EXERCISE DIRECTIONS:
Report each line of the entries below that includes "Block".

MATERIALS PROVIDED:
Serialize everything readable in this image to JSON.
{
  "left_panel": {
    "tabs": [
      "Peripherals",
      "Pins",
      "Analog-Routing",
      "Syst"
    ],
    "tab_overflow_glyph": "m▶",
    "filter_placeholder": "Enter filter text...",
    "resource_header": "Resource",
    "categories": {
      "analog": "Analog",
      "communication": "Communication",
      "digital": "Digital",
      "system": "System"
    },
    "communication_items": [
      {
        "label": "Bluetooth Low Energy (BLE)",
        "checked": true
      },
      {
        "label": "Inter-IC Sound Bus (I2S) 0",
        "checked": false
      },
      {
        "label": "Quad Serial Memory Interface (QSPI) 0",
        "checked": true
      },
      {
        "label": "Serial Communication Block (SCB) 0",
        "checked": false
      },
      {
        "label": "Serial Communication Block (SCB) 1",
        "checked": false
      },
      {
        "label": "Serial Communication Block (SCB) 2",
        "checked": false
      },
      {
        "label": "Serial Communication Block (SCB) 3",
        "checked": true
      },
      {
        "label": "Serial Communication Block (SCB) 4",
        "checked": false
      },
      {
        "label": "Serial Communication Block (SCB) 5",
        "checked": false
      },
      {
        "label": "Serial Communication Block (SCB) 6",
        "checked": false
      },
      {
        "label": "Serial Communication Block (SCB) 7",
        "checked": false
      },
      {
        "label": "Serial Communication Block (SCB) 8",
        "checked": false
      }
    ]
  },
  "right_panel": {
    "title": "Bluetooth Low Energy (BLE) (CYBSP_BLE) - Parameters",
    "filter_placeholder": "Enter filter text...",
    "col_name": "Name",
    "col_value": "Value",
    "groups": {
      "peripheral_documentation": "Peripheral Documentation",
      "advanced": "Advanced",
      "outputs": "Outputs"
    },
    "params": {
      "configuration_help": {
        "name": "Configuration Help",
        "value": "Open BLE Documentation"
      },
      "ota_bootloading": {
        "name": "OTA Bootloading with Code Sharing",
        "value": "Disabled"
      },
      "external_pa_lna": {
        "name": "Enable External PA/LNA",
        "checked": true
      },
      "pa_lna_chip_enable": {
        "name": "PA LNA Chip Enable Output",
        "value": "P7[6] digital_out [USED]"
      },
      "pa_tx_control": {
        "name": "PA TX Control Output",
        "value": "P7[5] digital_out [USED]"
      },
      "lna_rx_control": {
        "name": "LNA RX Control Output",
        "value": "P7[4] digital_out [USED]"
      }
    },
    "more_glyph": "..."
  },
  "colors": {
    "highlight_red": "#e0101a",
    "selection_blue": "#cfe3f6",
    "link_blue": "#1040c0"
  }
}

ANSWER SECTION:
        "label": "Serial Communication Block (SCB) 0",
        "label": "Serial Communication Block (SCB) 1",
        "label": "Serial Communication Block (SCB) 2",
        "label": "Serial Communication Block (SCB) 3",
        "label": "Serial Communication Block (SCB) 4",
        "label": "Serial Communication Block (SCB) 5",
        "label": "Serial Communication Block (SCB) 6",
        "label": "Serial Communication Block (SCB) 7",
        "label": "Serial Communication Block (SCB) 8",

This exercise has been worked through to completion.